What is Haemorrhoids?

Hemorrhoids (HEM-uh-roids), also called piles, are swollen veins in your anus and lower rectum, similar to varicose veins. Hemorrhoids can develop inside the rectum (internal hemorrhoids) or under the skin around the anus (external hemorrhoids).

Nearly three out of four adults will have hemorrhoids from time to time. Hemorrhoids have a number of causes, but often the cause is unknown.
Symptoms

Signs and symptoms of hemorrhoids usually depend on the type of hemorrhoid.
External hemorrhoids

These are under the skin around your anus. Signs and symptoms might include:

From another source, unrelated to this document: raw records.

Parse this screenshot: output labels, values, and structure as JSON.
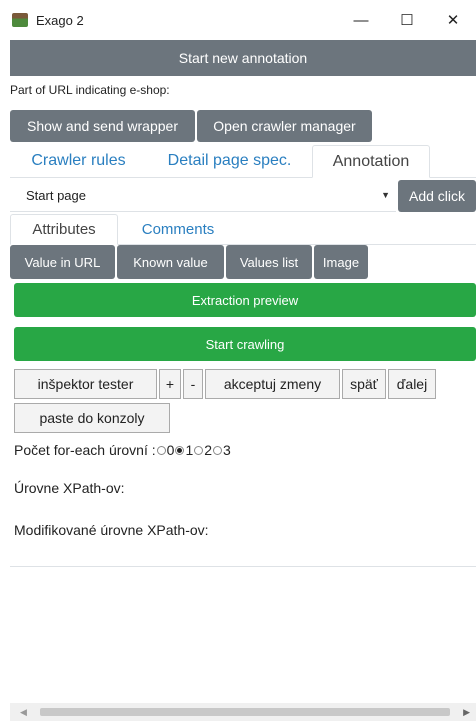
{
  "window": {
    "title": "Exago 2",
    "minimize_glyph": "—",
    "maximize_glyph": "☐",
    "close_glyph": "✕"
  },
  "start_annotation_label": "Start new annotation",
  "url_field": {
    "label": "Part of URL indicating e-shop:",
    "value": "",
    "placeholder": ""
  },
  "toolbar": {
    "show_send_wrapper": "Show and send wrapper",
    "open_crawler_manager": "Open crawler manager"
  },
  "main_tabs": [
    {
      "label": "Crawler rules",
      "active": false
    },
    {
      "label": "Detail page spec.",
      "active": false
    },
    {
      "label": "Annotation",
      "active": true
    }
  ],
  "page_select": {
    "selected": "Start page",
    "caret": "▼"
  },
  "add_click_label": "Add click",
  "sub_tabs": [
    {
      "label": "Attributes",
      "active": true
    },
    {
      "label": "Comments",
      "active": false
    }
  ],
  "attr_buttons": {
    "value_in_url": "Value in URL",
    "known_value": "Known value",
    "values_list": "Values list",
    "image": "Image"
  },
  "extraction_preview_label": "Extraction preview",
  "start_crawling_label": "Start crawling",
  "inspector": {
    "tester": "inšpektor tester",
    "plus": "+",
    "minus": "-",
    "accept": "akceptuj zmeny",
    "back": "späť",
    "next": "ďalej",
    "paste": "paste do konzoly"
  },
  "foreach": {
    "label": "Počet for-each úrovní :",
    "options": [
      "0",
      "1",
      "2",
      "3"
    ],
    "selected": "1"
  },
  "xpath_levels_label": "Úrovne XPath-ov:",
  "modified_xpath_levels_label": "Modifikované úrovne XPath-ov:",
  "colors": {
    "gray_button": "#6c757d",
    "green_button": "#28a745",
    "tab_link": "#2a7fc0",
    "desktop": "#0b2a5c"
  }
}
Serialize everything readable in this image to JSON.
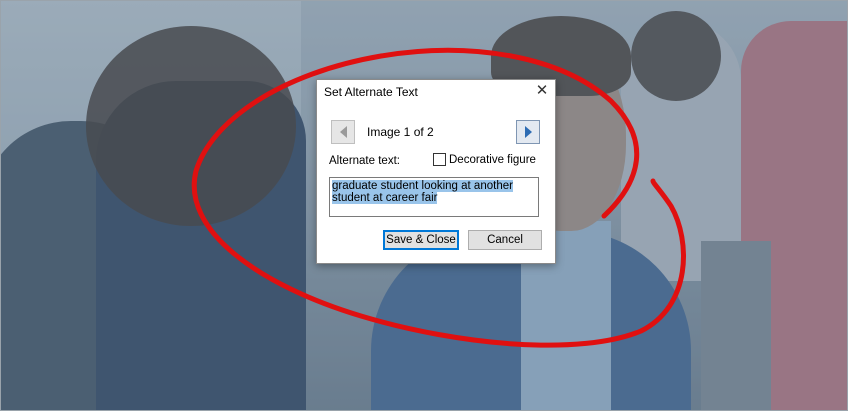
{
  "dialog": {
    "title": "Set Alternate Text",
    "close_glyph": "✕",
    "counter": "Image 1 of 2",
    "alt_label": "Alternate text:",
    "decorative_label": "Decorative figure",
    "decorative_checked": false,
    "alt_value": "graduate student looking at another student at career fair",
    "save_label": "Save & Close",
    "cancel_label": "Cancel"
  },
  "icons": {
    "prev": "previous-arrow-icon",
    "next": "next-arrow-icon",
    "close": "close-icon"
  },
  "colors": {
    "annotation": "#e01010",
    "selection": "#99c4ea",
    "accent": "#0078d7"
  }
}
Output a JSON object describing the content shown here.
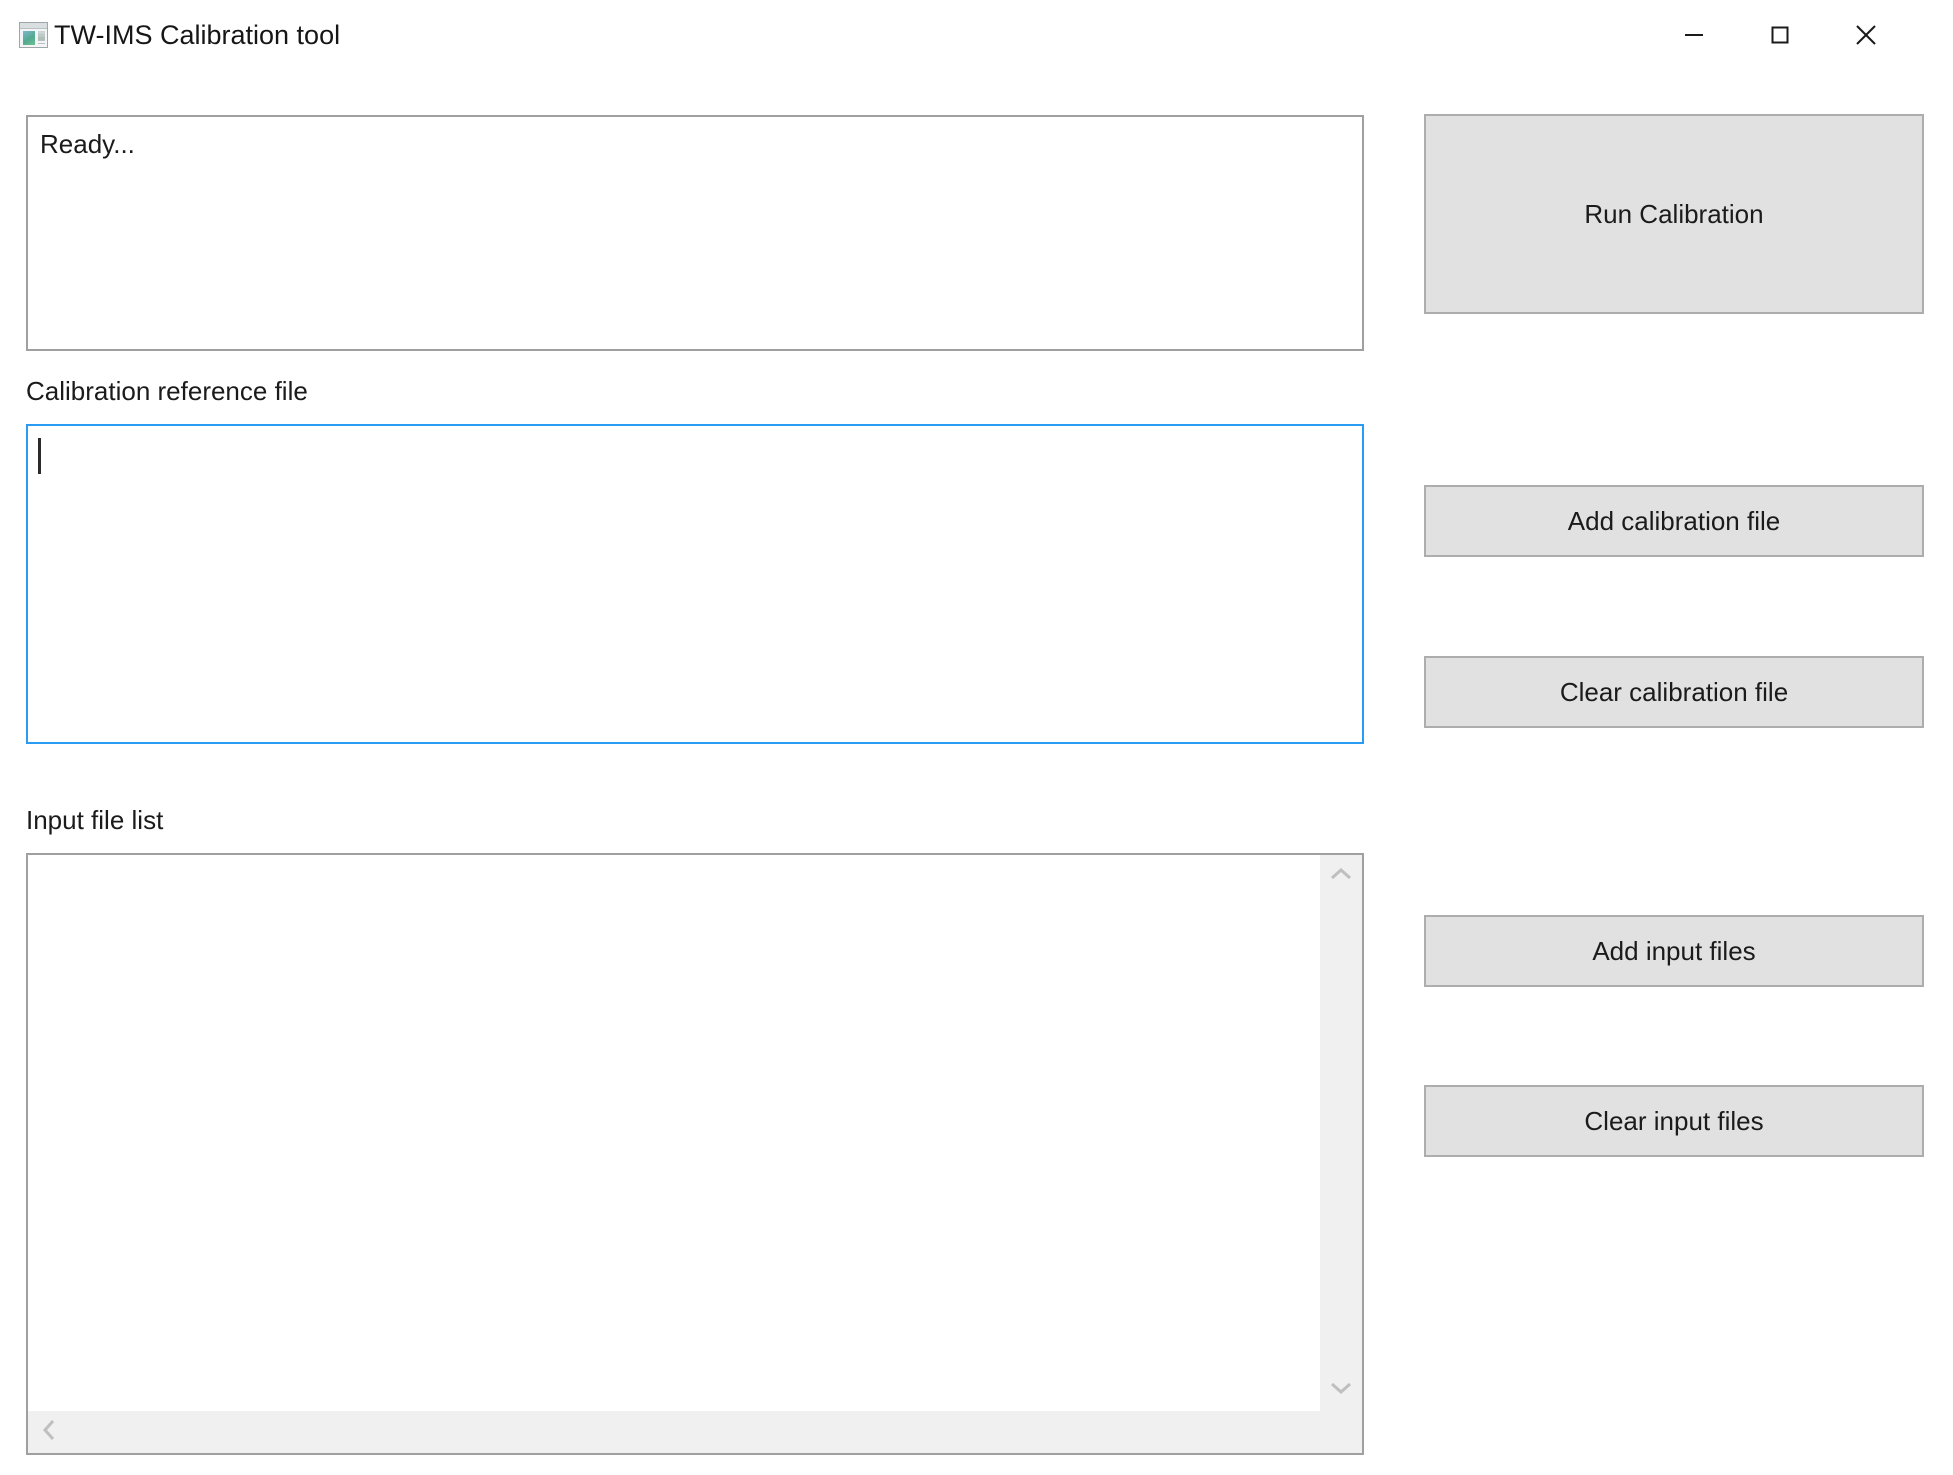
{
  "window": {
    "title": "TW-IMS Calibration tool",
    "icon": "app-window-icon",
    "controls": {
      "minimize": "minimize-icon",
      "maximize": "maximize-icon",
      "close": "close-icon"
    }
  },
  "status": {
    "text": "Ready..."
  },
  "calibration": {
    "label": "Calibration reference file",
    "value": "",
    "focused": true
  },
  "input_list": {
    "label": "Input file list",
    "items": [],
    "scroll": {
      "up": "chevron-up-icon",
      "down": "chevron-down-icon",
      "left": "chevron-left-icon",
      "right": "chevron-right-icon"
    }
  },
  "buttons": {
    "run": "Run Calibration",
    "add_calibration": "Add calibration file",
    "clear_calibration": "Clear calibration file",
    "add_input": "Add input files",
    "clear_input": "Clear input files"
  },
  "colors": {
    "window_bg": "#ffffff",
    "button_face": "#e1e1e1",
    "button_border": "#adadad",
    "box_border": "#a0a0a0",
    "focus_border": "#2a9bf2",
    "scrollbar_track": "#f0f0f0",
    "scrollbar_arrow": "#bfbfbf",
    "text": "#1b1b1b"
  }
}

-Itching or irritation in your anal region

-Pain or discomfort

-Swelling around your anus

-Bleeding

Internal hemorrhoids

Internal hemorrhoids lie inside the rectum. You usually can’t see or feel them, and they rarely cause discomfort. But straining or irritation when passing stool can cause:

-Painless bleeding during bowel movements. You might notice small amounts of bright red blood on your toilet tissue or in the toilet.

-A hemorrhoid to push through the anal opening (prolapsed or protruding hemorrhoid), resulting in pain and irritation.
Thrombosed hemorrhoids

If blood pools in an external hemorrhoid and forms a clot (thrombus), it can result in:

-Severe pain

-Swelling

-Inflammation

-A hard lump near your anus

TREATMENT

A diet that consists of high-fiber foods. Doing so softens the stool and increases its bulk, which will help you avoid the straining that can worsen symptoms from existing hemorrhoids. Add fiber to your diet slowly to avoid problems with gas.

Doctor can prescribe the use topical treatments. Apply an over-the-counter hemorrhoid cream or suppository containing hydrocortisone, or use pads containing witch hazel or a numbing agent.

Sitz bath. Soak your anal area in plain warm water for 10 to 15 minutes two to three times a day. A sitz bath fits over the toilet.

Surgical procedures

Only a small percentage of people with hemorrhoids require surgery. However, if other procedures haven’t been successful or you have large hemorrhoids, your doctor might recommend one of the following:

Hemorrhoid removal (hemorrhoidectomy). Choosing one of various techniques, your surgeon removes excessive tissue that causes bleeding. The surgery can be done with local anesthesia combined with sedation, spinal anesthesia or general anesthesia.

Hemorrhoidectomy is the most effective and complete way to treat severe or recurring hemorrhoids. Complications can include temporary difficulty emptying your bladder, which can result in urinary tract infections. This complication occurs mainly after spinal anesthesia.

Most people have some pain after the procedure, which medications can relieve. Soaking in a warm bath also might help.

Hemorrhoid stapling. This procedure, called stapled hemorrhoidopexy, blocks blood flow to hemorrhoidal tissue. It is typically used only for internal hemorrhoids.

Stapling generally involves less pain than hemorrhoidectomy and allows for earlier return to regular activities. Compared with hemorrhoidectomy, however, stapling has been associated with a greater risk of recurrence and rectal prolapse, in which part of the rectum protrudes from the anus.

Complications can also include bleeding, urinary retention and pain, as well as, rarely, a life-threatening blood infection (sepsis). Talk with your doctor about the best option for you.

Minimally invasive procedures

Rubber band ligation of hemorrhoid
Rubber band ligation of hemorrhoid

For persistent bleeding or painful hemorrhoids, your doctor might recommend one of the other minimally invasive procedures available. These treatments can be done in your doctor’s office or other outpatient setting and don’t usually require anesthesia.

Rubber band ligation. Your doctor places one or two tiny rubber bands around the base of an internal hemorrhoid to cut off its circulation. The hemorrhoid withers and falls off within a week.

Hemorrhoid banding can be uncomfortable and cause bleeding, which might begin two to four days after the procedure but is rarely severe. Occasionally, more-serious complications can occur.
Injection (sclerotherapy). Your doctor injects a chemical solution into the hemorrhoid tissue to shrink it. While the injection causes little or no pain, it might be less effective than rubber band ligation.
Coagulation (infrared, laser or bipolar). Coagulation techniques use laser or infrared light or heat. They cause small, bleeding internal hemorrhoids to harden and shrivel. Coagulation has few side effects and usually causes little discomfort.